Kirsten pulled in at a shopping centre she liked and joined busy professionals in their race to shop before work started. Once, that would have been her. Now she had nothing but a few cooking books and an empty kitchen to come home to.
Kirsten waited at the checkout, killing time by flicking through trashy magazines. Paid and out the door, Kirsten checked her watch to find it was almost nine. Ever since she'd started cooking it had opened up a whole new world for her in the supermarket. Instead of rushing through isles where cooking items reigned, she would stop to read labels with recipe suggestions before putting back the item she was holding and realising she was turning into her mother. Not that that was a bad thing, but the paradox was becoming more pronounced; both could cook a great soufflé that wouldn't sink in the middle, both were alcoholics… Kirsten wondered vaguely about Sandy fathering another child before pushing the thought aside. There'd been enough accusations flying around when Rebecca had shown up, and later, with Carter. She wasn't going to add to it just because her own father had decided one woman wasn't enough.
After loading everything into the car, Kirsten checked her watch again. The cello place said it was open from nine. She figured, in the time it would take to find it, as well as a parking spot, she'd be right on time.
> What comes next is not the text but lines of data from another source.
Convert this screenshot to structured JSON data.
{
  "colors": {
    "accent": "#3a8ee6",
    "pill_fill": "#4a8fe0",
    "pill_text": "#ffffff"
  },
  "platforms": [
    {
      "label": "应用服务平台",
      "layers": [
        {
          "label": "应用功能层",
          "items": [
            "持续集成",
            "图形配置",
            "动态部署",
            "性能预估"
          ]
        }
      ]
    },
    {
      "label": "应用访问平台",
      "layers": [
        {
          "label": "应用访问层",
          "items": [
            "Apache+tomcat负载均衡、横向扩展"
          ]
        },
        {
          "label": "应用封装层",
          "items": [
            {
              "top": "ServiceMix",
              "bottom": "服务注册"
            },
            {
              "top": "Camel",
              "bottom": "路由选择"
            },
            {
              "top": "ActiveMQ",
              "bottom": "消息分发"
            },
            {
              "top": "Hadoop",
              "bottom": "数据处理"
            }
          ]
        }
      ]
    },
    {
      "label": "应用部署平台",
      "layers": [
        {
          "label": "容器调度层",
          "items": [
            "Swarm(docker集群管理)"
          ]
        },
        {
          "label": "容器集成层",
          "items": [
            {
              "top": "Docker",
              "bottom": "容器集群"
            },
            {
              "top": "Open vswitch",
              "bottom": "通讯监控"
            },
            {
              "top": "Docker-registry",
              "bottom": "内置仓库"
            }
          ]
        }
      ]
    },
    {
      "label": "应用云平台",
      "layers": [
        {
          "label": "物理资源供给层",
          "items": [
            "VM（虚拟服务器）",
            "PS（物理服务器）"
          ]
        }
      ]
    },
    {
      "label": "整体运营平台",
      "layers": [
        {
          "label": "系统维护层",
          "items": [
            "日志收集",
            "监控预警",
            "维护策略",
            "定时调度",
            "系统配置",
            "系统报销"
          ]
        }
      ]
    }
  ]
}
Please review. And if you liked this (couldn't resist the selfless plug), consider reading some of my other fics, if you haven't already! Most of them don't get onto the main pages of since they're usually rated for adult eyes only…